One alternative to increased dependence on foreign oil is to explore renewable energies, which are environmentally cleaner and increasingly feasible in cost, particularly when combined with efforts to conserve energy. Only 8 percent of U.S. power is currently provided by renewable energy sources. Worldwide the share climbs to 14 percent. Appropriate energy can be generated from natural forces, such as the sun (with photovoltaic cells), wind, ocean tides, and geothermal heat. Fuel is also readily available in plant biomass and organic waste. Vehicles can be made to run on cleaner and more efficient fuels, such as hydrogen. Power plants can cogenerate electricity and heat, or use hydrogen fuel cells, and systems can be built to efficiently heat and cool buildings.

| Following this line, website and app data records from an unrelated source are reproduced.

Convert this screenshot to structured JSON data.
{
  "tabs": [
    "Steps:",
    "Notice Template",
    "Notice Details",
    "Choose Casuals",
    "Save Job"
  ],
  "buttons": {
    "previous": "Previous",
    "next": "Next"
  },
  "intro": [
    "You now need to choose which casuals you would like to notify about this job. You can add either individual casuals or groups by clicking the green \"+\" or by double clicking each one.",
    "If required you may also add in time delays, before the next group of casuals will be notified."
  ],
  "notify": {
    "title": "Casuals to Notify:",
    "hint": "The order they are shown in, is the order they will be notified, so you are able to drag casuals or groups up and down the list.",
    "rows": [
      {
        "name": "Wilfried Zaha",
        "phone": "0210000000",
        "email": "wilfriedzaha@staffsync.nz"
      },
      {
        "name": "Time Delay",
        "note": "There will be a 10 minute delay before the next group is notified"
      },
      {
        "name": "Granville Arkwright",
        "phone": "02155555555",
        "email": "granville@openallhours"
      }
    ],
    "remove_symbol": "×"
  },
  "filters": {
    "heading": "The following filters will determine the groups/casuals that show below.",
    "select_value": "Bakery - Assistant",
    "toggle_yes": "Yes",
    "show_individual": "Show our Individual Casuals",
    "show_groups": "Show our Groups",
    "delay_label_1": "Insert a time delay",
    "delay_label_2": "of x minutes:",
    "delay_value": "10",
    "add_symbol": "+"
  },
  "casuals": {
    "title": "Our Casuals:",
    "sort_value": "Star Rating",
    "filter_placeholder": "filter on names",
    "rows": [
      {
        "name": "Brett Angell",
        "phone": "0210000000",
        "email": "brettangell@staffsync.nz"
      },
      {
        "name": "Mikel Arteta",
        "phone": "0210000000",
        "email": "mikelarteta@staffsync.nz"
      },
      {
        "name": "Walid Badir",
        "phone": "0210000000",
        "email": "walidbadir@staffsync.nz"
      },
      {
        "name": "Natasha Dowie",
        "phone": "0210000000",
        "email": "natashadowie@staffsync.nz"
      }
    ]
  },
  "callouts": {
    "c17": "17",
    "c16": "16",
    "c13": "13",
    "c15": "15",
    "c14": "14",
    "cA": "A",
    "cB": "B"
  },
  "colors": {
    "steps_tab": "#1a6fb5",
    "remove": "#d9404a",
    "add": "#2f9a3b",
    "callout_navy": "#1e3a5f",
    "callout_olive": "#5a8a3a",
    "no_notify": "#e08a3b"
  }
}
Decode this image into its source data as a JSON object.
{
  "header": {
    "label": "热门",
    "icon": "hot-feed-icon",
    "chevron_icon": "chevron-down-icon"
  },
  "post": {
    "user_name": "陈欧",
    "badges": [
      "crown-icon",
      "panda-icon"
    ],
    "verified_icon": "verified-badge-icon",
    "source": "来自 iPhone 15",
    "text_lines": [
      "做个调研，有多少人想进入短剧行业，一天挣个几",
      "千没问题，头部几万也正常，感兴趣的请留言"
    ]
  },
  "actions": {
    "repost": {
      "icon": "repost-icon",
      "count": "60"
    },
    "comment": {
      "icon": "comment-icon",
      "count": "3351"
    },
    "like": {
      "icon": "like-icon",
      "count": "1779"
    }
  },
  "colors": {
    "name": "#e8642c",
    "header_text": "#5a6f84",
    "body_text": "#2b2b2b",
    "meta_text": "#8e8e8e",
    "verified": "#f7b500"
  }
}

 With so many options available to turn toward renewable supplies of energy, our national and global society is still wedded to fossil fuels, a source of energy that is both finite and environmentally destructive. At current trends, known oil reserves will run out in 45 years. Conflicts over dwindling oil supplies also contribute to regional wars, which in turn use up or burn up more oil. Renewable energies are one way for a new generation to break this cycle.


Emily Sabrina  Rubin 
Kelly  David  Linda 
Matt  Adam Kyle 
Christy  Brandon  Julie
Jed  Chip  Joel 
Cora  Liz Adam 
Megan Claudia  Dan 
Matt  Jen  Brian 
Lisa Graham Neil 
Beth  Matthew Holly 
Erin  Tony Michelle 
Erin Ryan  Mai 


Eyewitnesses: Pro-war analysis: Media:
Electronic Iraq E-freedom News CBC (Canada)
Iraq Body Count White House Report Independent (UK)
Iraq Peace Team Project for a New American Century Guardian (UK)
Education for Peace in Iraq Center Bush State of the Union

Al Jazeera (Qatar)

CNN on Iraq scars

Voices in the Wilderness Veterans: Independent Media Center
Iraq Journal National Gulf War Resource Center Institute for Public Accuracy
Anti-war analysis: Veterans of Foreign Wars Background:
Common Dreams Veterans for Common Sense Middle East Research & Information Project
Counterpunch Veterans Against the Iraq War Iraq War Debate
AlterNet Veterans for Peace Open Democracy debate
Z Net
Refugee relief:
Biochemical weapons history
Wisconsin Peace Forum and PSA Mennonite Central Committee Gulf War v.2.0


Renewables: Solar: American Wind Energy Association
Earth Future International Solar Energy Society

Native Energy

Focus on Energy

World Resources Institute Solar Developments Other:
National Renewable Energy Laboratory PV-Web Geothermal Technologies Program
DoE Energy Efficiency & Renewable Energy Go Solar Introduction to Geothermal Energy
DoE Energy Information Administration OK Solar American Bioenergy Association
A Global Overview of Renewable Energy Sources

Fast Solar Energy Facts

DoE Office of Transportation Technologies
International Network for Sustainable Energy Solar Buzz DoE Clean Cities
American Council for Energy Efficient Economy Wind: Fuel Cell Information Center
World Energy Council Infinite Power  Energy Guide
Midwest Renewable Energy Association History of Wind Power Int’l Council for Local Environmental Initiatives
National Resources Defense Council
British Wind Power
Combined Heat and Power
Institute for the Analysis of Global Security Danish Wind Energy Energy Conservation and Renewables

The opinions expressed on this website are those of the students or their research sources, not of all Geography 378 students, the instructor, or of the University of Wisconsin- Eau Claire and its departments.